Because surfing is a fast moving sport, and there are drops of water flying everywhere, I try to freeze these in the photo to be clearly seen. To do this I use a fast shutter speed of 1/1000th of a second or faster. This then determines what aperture I can use, and what ISO speed I can use. With kit lenses, it is usually better to use an aperture somewhere around f/8 because the sharpness of image will be much better than at say f/5.6 and the depth of field in focus will be greater, thus allowing you to keep more of the surfer and wave in focus. Now consider the ISO of the camera. If it is anywhere between 100 and 800 ISO you should get reasonable photos. The lower the ISO, the better, because the ISO will determine how much 'noise' is introduced. Some cameras (usually expensive) can go above 800 and look fine, while others (usually older models) may look terrible even at 800.
So what if the above settings aren't able to give the correct exposure?
If it's too bright, then make the ISO as low as it goes first. If it's still too bright, make the shutter speed faster, or finally make the aperture f number higher (this reduces the amount of light entering the camera), but try not to go above f/16 as you start to lose sharpness.
If it's too dark, then you can only adjust the ISO and aperture f numbers if you still want to freeze the motion of the surfer. This is where the biggest differences between pro and entry level gear will be seen. You may find that you are at the lowest aperture your lens is capable of, and have the iso of the camera at 800 and it is still too dark, especially late in the evening. You need to decide whether to use a slower shutter speed -down to 1/500th sec is OK, but it will be tricky to get sharp photos without motion blur, or to go up in ISO.
With pro equipment, you have far greater ranges of aperture (down to 2.8 for zoom lenses) and much better sensors capable of relatively noise/artefact free operation at high ISO speeds up to ISO 3200 or above!!
on Jun 11, 2012
|A big thank you to Jimi for taking the time to put together this guide. Cheers!|

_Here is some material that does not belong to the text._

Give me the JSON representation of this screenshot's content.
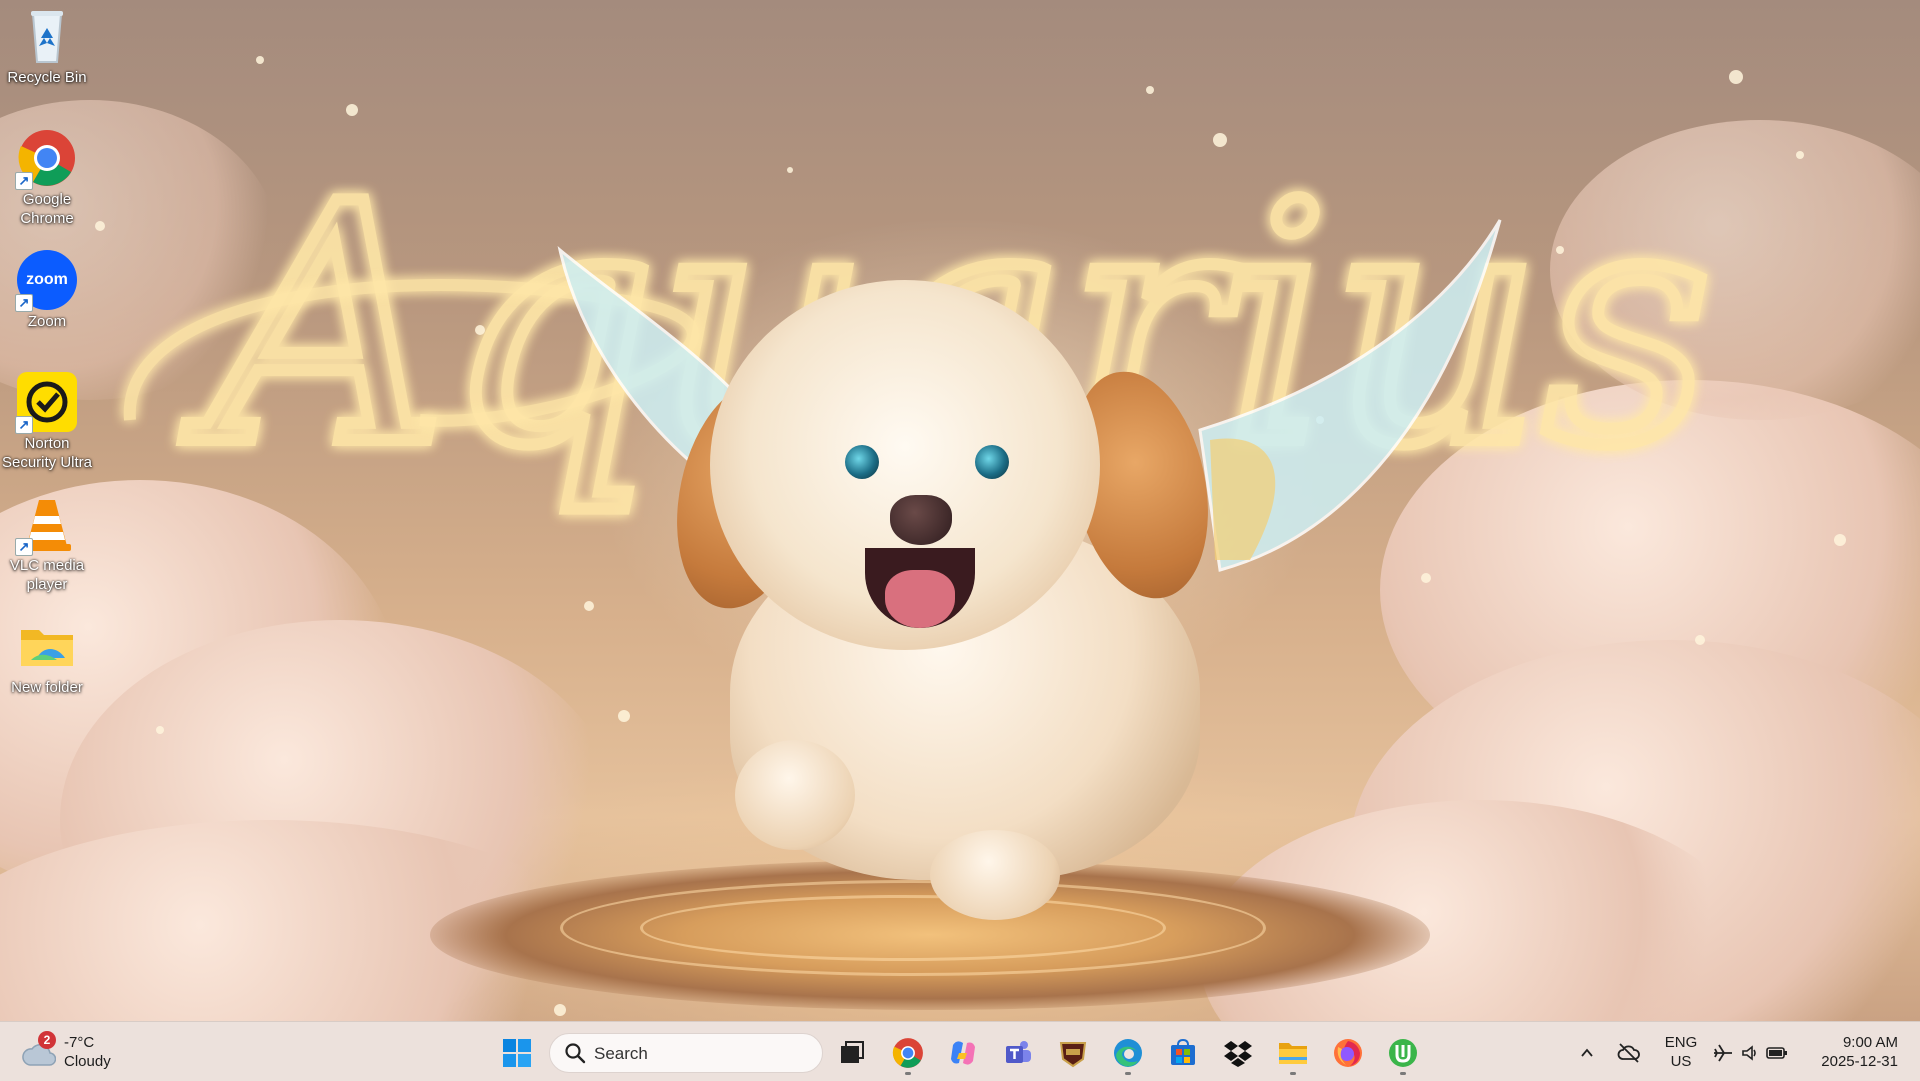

on Jun 18, 2012
|Hi! This is sooo useful and cristal clear! I will talk about this in our website with a link redirecting to this page. Great job!|